We found that the families of models trained on these reduced training sets were able to precisely predict phosphorylation of the test protein signals in twelve of the nineteen cases (, green field). In six of the test sets, the models did not agree, although their average prediction was reasonably accurate (, yellow field). We observed no test sets for which the training sets agreed about an inaccurate prediction (, orange field). In one case (prediction of Iκb signaling under TNFα stimulation), the predicted phosphorylation state was highly inaccurate (MSE >0.20). However, this prediction was also very imprecise (CV >0.25), indicating that the average prediction was unreliable (, blue field). Thus, by taking the precision of the models' predictions into account, we were able to discredit an inaccurate prediction. This result underscores the importance of considering consensus among the family of models rather than examining the results of only one cFL model.
Using cFL models to relate phospho-protein signaling to cell phenotypic response
The ability to quantitatively model protein signal activation with cFL offers the prospect of predicting phenotypic response upon exposure to stimuli and inhibitors.
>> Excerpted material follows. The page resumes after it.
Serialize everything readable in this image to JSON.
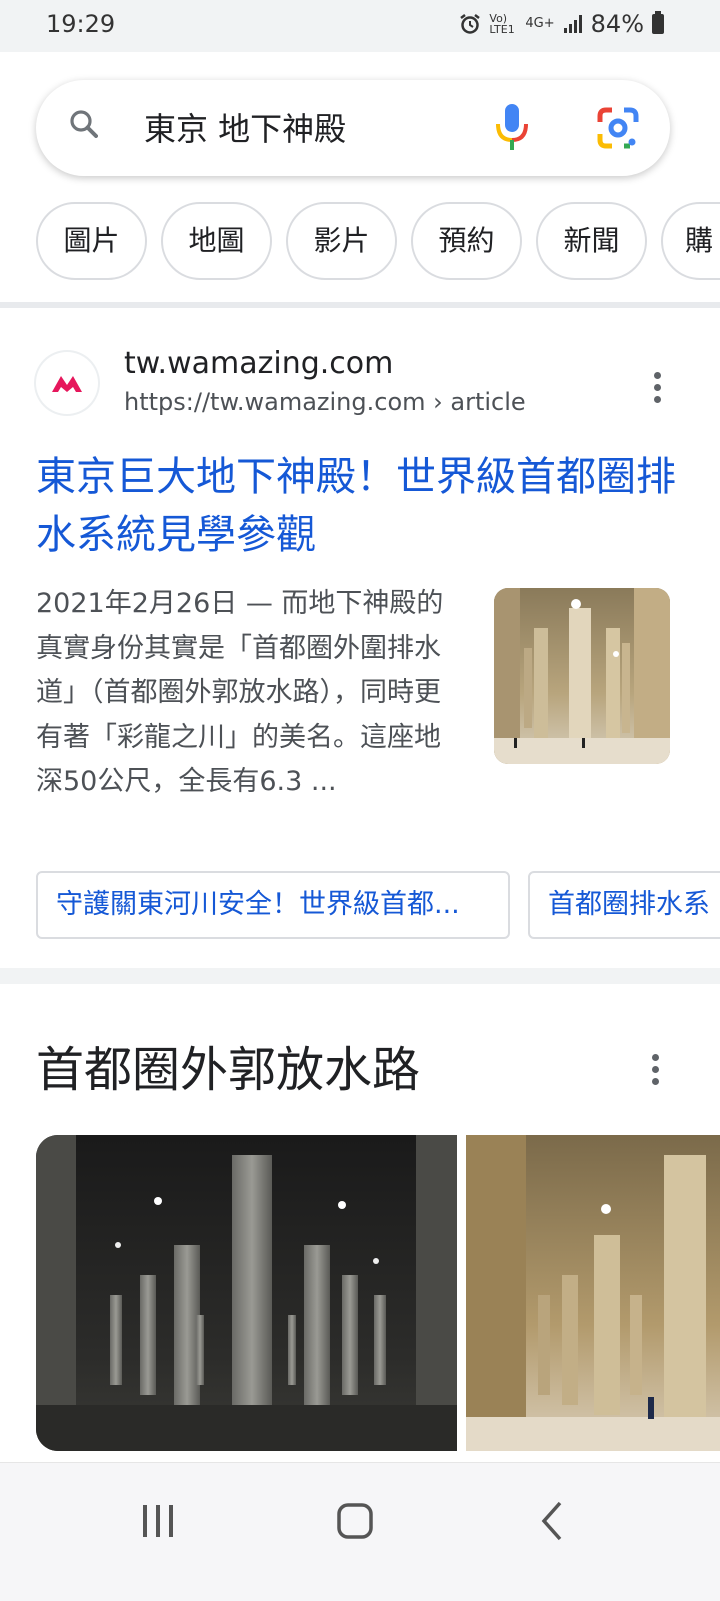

To investigate the ability of cFL to model phenotypic data, we turned to data describing cytokine release three hours after stimulation under the same conditions as the phosphorylation data 
. As a first approach, we linked the output of our family of cFL models to a partial least squares regression model 
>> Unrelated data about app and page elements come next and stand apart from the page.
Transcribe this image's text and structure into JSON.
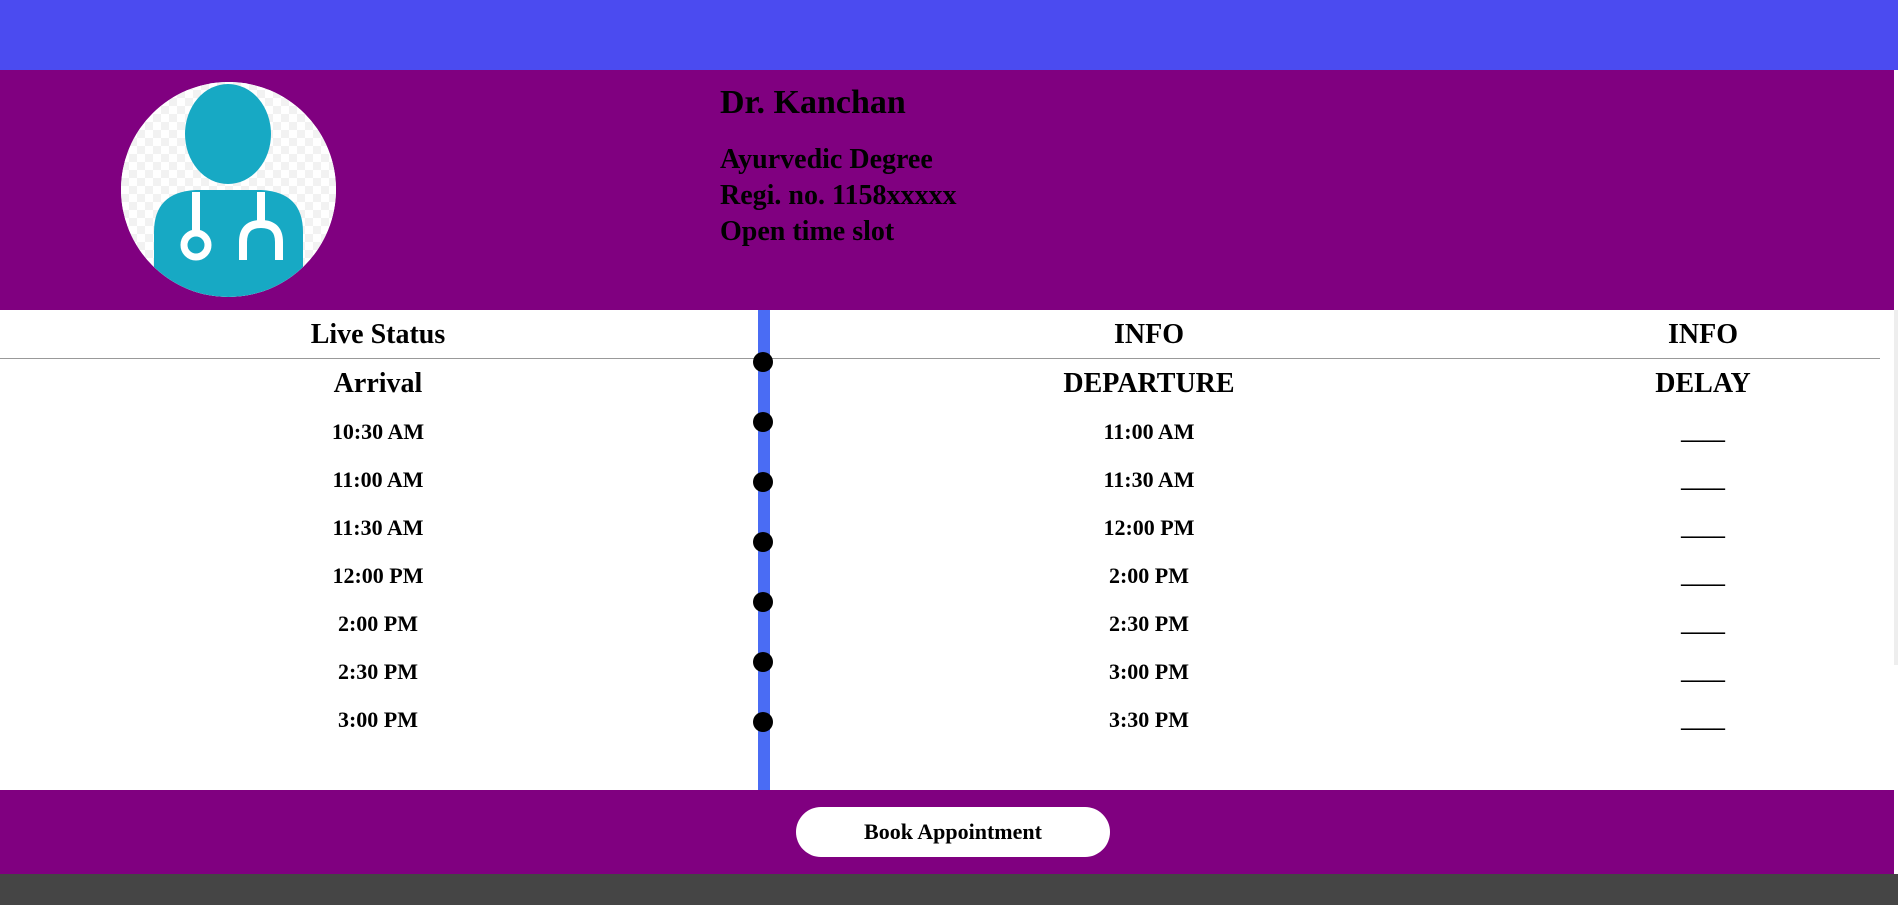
{
  "colors": {
    "topbar": "#4b4bf0",
    "header": "#800080",
    "timeline": "#4a6cf4",
    "avatar_figure": "#17a9c4",
    "footer": "#454545"
  },
  "doctor": {
    "avatar_icon": "doctor-icon",
    "name": "Dr. Kanchan",
    "degree": "Ayurvedic Degree",
    "registration": "Regi. no. 1158xxxxx",
    "slot_label": "Open time slot"
  },
  "schedule": {
    "arrival": {
      "header": "Live Status",
      "subheader": "Arrival",
      "times": [
        "10:30 AM",
        "11:00 AM",
        "11:30 AM",
        "12:00 PM",
        "2:00 PM",
        "2:30 PM",
        "3:00 PM"
      ]
    },
    "departure": {
      "header": "INFO",
      "subheader": "DEPARTURE",
      "times": [
        "11:00 AM",
        "11:30 AM",
        "12:00 PM",
        "2:00 PM",
        "2:30 PM",
        "3:00 PM",
        "3:30 PM"
      ]
    },
    "delay": {
      "header": "INFO",
      "subheader": "DELAY",
      "values": [
        "____",
        "____",
        "____",
        "____",
        "____",
        "____",
        "____"
      ]
    }
  },
  "footer": {
    "book_label": "Book Appointment"
  }
}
obtained by regressing normalized data of release of five cytokines (IL1β, IL4, G-CSF, IFNγ, and SDF1α) to the normalized protein phosphorylation measurements (see Text S1
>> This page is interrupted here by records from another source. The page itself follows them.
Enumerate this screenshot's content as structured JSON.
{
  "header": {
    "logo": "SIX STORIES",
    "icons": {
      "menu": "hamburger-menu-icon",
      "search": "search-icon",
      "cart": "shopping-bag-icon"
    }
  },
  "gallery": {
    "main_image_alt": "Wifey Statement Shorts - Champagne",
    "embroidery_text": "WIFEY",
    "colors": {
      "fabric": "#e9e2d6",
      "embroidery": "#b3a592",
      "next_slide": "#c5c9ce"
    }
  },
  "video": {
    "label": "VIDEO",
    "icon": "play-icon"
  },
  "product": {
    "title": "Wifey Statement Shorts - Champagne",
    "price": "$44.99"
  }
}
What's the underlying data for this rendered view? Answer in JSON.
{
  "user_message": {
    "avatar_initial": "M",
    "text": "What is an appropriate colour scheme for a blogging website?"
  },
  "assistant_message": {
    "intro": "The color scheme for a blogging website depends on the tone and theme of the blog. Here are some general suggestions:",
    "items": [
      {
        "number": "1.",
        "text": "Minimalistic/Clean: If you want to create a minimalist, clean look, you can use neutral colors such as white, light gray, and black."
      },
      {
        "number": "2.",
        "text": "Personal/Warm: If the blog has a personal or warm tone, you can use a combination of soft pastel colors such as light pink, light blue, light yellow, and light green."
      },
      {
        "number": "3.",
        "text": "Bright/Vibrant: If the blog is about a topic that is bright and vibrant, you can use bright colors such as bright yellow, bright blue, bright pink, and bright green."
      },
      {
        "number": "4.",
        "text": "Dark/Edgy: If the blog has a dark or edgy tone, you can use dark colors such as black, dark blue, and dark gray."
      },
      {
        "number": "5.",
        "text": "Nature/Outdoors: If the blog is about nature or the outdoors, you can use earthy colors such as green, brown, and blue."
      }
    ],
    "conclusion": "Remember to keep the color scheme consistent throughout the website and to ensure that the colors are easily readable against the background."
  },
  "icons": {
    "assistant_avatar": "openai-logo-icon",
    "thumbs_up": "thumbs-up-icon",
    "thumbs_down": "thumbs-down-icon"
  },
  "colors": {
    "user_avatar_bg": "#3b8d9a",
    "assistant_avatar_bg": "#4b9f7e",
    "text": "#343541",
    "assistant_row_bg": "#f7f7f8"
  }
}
The cFL models linked to a PLSR model were able to model phenotypic response with an accuracy of R2
0.79, near that of the PLSR model (R2
0.81; see Figures S10
). However, we found that the correlation indicated by regression coefficients did not lead to easily interpretable insights about phenotype because proteins in the same pathway were also highly correlated with each other.
To obtain a more interpretable model, we utilized a second approach where we included nodes specifying cytokine release in the PKN and linked them to a few protein signaling nodes. These nodes were chosen based on principle component analysis: if protein signals in a pathway clustered together in principle component space, the signal most downstream in the pathway was linked to cytokine release. Based on this analysis, the following protein signaling nodes were linked to each cytokine release node: MEK1/2, CREB, GSK3, c-Jun, Hsp27, Iκb, and STAT3 (, PKN3). We then trained a family of cFL models to the normalized dataset comprised of cytokine release at three hours and protein signaling at thirty minutes.
The resultant models were able to fit the cytokine release data reasonably well (R2
0.78 for the average predicted by a subset of best-fitting models, Figure S11
). Furthermore, the low frequency of several gates in the resultant family of cFL models (Figure S12
, Table S3
) indicated that, although the promoters of several of the modeled cytokines contained binding sites of transcription factors are known to be modulated by the MEK1/2, GSK3, and CREB pathways (Table S4
), activation of these nodes did not predict cytokine release. Thus, we altered our previous PKN by removing the links between these protein signaling and cytokine release nodes and trained it to the data. The resultant family of cFL models () indicated that STAT3 activation explained cytokine release after IL6 stimulation and other signals (Iκb, c-Jun, and Hsp27) explained cytokine release three hours after TNFα or IL1α stimulation.
Trained cFL models linking ligand cues, phospho-protein signals, and cytokine release phenotypic responses.